About this exercise:
Every line from the one with "Give me the" to the final line of the listing below should be repeated exactly, and only those.
***
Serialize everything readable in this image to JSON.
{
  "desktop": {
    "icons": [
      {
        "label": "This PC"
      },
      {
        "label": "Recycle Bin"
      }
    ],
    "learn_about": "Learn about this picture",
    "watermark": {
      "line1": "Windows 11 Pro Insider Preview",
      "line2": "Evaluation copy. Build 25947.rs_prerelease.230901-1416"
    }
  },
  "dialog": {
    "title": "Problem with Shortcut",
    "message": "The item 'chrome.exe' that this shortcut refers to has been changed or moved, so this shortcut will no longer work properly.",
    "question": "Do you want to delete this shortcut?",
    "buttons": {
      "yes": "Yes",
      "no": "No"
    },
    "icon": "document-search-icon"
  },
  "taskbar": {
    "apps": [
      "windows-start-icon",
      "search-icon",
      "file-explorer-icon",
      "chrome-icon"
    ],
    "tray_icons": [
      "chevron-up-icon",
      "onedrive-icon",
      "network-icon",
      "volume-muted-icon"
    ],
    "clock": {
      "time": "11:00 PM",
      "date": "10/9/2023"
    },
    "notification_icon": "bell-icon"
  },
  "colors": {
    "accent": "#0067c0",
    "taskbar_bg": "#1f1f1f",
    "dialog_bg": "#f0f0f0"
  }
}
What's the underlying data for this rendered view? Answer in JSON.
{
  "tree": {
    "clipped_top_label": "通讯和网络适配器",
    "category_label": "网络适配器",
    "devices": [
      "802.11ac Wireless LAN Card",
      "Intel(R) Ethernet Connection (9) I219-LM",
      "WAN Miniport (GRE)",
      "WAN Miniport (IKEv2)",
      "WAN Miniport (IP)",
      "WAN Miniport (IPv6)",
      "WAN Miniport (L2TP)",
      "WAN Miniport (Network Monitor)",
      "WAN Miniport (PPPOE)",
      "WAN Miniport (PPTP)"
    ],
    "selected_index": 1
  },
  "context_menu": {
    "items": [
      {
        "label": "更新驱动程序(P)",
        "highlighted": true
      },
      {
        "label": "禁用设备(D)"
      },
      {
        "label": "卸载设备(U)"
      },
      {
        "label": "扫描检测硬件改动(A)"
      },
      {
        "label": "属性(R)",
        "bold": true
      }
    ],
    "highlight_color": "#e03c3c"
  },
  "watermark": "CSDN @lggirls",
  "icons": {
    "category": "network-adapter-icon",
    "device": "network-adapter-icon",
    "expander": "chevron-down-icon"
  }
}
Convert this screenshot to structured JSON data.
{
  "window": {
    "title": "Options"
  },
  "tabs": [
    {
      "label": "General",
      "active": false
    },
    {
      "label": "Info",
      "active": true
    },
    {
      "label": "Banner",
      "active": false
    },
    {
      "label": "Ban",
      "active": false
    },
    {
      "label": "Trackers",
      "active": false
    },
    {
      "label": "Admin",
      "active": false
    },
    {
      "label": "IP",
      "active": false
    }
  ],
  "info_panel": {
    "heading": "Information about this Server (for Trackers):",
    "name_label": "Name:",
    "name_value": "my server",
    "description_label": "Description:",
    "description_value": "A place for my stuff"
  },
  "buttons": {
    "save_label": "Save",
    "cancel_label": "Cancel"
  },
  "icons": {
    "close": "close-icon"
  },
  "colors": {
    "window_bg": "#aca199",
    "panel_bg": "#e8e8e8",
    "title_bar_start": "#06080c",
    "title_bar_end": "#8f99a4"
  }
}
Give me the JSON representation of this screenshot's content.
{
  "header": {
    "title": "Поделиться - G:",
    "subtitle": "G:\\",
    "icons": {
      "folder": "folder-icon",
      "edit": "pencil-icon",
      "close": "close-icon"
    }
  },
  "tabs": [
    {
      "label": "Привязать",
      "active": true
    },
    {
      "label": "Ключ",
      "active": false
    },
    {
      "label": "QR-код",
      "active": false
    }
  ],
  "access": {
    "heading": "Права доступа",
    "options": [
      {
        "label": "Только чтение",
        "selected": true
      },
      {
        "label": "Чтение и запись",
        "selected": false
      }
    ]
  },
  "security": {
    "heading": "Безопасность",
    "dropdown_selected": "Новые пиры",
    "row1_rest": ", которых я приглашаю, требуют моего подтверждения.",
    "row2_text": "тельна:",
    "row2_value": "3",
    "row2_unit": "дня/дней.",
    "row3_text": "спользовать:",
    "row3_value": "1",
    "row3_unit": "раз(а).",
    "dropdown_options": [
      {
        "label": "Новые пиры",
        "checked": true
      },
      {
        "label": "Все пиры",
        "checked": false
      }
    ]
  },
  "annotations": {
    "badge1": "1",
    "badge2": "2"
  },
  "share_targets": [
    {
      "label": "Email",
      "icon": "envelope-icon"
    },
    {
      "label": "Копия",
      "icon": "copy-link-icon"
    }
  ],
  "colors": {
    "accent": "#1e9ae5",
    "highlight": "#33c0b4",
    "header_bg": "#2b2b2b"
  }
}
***
Completed exercise:
Give me the JSON representation of this screenshot's content.
{
  "header": {
    "title": "Поделиться - G:",
    "subtitle": "G:\\",
    "icons": {
      "folder": "folder-icon",
      "edit": "pencil-icon",
      "close": "close-icon"
    }
  },
  "tabs": [
    {
      "label": "Привязать",
      "active": true
    },
    {
      "label": "Ключ",
      "active": false
    },
    {
      "label": "QR-код",
      "active": false
    }
  ],
  "access": {
    "heading": "Права доступа",
    "options": [
      {
        "label": "Только чтение",
        "selected": true
      },
      {
        "label": "Чтение и запись",
        "selected": false
      }
    ]
  },
  "security": {
    "heading": "Безопасность",
    "dropdown_selected": "Новые пиры",
    "row1_rest": ", которых я приглашаю, требуют моего подтверждения.",
    "row2_text": "тельна:",
    "row2_value": "3",
    "row2_unit": "дня/дней.",
    "row3_text": "спользовать:",
    "row3_value": "1",
    "row3_unit": "раз(а).",
    "dropdown_options": [
      {
        "label": "Новые пиры",
        "checked": true
      },
      {
        "label": "Все пиры",
        "checked": false
      }
    ]
  },
  "annotations": {
    "badge1": "1",
    "badge2": "2"
  },
  "share_targets": [
    {
      "label": "Email",
      "icon": "envelope-icon"
    },
    {
      "label": "Копия",
      "icon": "copy-link-icon"
    }
  ],
  "colors": {
    "accent": "#1e9ae5",
    "highlight": "#33c0b4",
    "header_bg": "#2b2b2b"
  }
}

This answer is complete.